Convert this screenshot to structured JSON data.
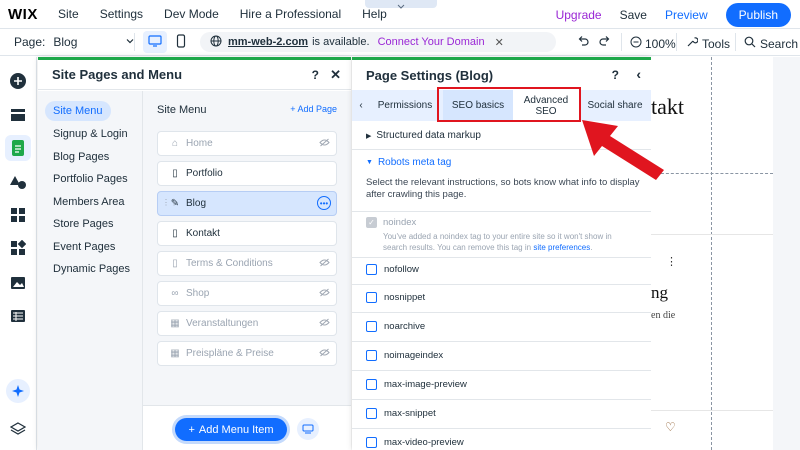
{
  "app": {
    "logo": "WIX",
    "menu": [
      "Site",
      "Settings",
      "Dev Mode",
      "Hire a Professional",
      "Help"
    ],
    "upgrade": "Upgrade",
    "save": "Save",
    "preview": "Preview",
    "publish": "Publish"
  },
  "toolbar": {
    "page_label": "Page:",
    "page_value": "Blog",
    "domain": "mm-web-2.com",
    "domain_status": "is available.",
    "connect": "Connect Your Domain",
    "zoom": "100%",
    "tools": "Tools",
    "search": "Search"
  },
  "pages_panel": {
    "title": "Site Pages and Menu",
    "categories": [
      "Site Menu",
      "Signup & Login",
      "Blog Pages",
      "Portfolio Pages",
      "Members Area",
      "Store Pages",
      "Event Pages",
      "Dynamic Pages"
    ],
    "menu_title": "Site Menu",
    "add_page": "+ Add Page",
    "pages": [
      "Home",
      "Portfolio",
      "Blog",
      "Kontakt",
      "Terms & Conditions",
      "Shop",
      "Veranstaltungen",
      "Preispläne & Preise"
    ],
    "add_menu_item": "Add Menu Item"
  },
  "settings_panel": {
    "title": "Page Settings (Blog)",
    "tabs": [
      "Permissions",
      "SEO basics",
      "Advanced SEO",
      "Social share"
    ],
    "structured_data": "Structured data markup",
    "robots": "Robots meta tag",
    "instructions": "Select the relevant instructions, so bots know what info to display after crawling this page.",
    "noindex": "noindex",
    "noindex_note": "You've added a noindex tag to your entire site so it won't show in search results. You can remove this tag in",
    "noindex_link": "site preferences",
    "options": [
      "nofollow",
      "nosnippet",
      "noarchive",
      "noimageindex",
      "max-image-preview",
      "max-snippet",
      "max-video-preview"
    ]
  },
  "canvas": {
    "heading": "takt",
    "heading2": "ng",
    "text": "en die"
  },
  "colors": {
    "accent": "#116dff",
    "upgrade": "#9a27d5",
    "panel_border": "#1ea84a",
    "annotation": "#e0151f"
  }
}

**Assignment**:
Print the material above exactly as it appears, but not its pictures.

**Task response**:
Convert this screenshot to structured JSON data.
{
  "app": {
    "logo": "WIX",
    "menu": [
      "Site",
      "Settings",
      "Dev Mode",
      "Hire a Professional",
      "Help"
    ],
    "upgrade": "Upgrade",
    "save": "Save",
    "preview": "Preview",
    "publish": "Publish"
  },
  "toolbar": {
    "page_label": "Page:",
    "page_value": "Blog",
    "domain": "mm-web-2.com",
    "domain_status": "is available.",
    "connect": "Connect Your Domain",
    "zoom": "100%",
    "tools": "Tools",
    "search": "Search"
  },
  "pages_panel": {
    "title": "Site Pages and Menu",
    "categories": [
      "Site Menu",
      "Signup & Login",
      "Blog Pages",
      "Portfolio Pages",
      "Members Area",
      "Store Pages",
      "Event Pages",
      "Dynamic Pages"
    ],
    "menu_title": "Site Menu",
    "add_page": "+ Add Page",
    "pages": [
      "Home",
      "Portfolio",
      "Blog",
      "Kontakt",
      "Terms & Conditions",
      "Shop",
      "Veranstaltungen",
      "Preispläne & Preise"
    ],
    "add_menu_item": "Add Menu Item"
  },
  "settings_panel": {
    "title": "Page Settings (Blog)",
    "tabs": [
      "Permissions",
      "SEO basics",
      "Advanced SEO",
      "Social share"
    ],
    "structured_data": "Structured data markup",
    "robots": "Robots meta tag",
    "instructions": "Select the relevant instructions, so bots know what info to display after crawling this page.",
    "noindex": "noindex",
    "noindex_note": "You've added a noindex tag to your entire site so it won't show in search results. You can remove this tag in",
    "noindex_link": "site preferences",
    "options": [
      "nofollow",
      "nosnippet",
      "noarchive",
      "noimageindex",
      "max-image-preview",
      "max-snippet",
      "max-video-preview"
    ]
  },
  "canvas": {
    "heading": "takt",
    "heading2": "ng",
    "text": "en die"
  },
  "colors": {
    "accent": "#116dff",
    "upgrade": "#9a27d5",
    "panel_border": "#1ea84a",
    "annotation": "#e0151f"
  }
}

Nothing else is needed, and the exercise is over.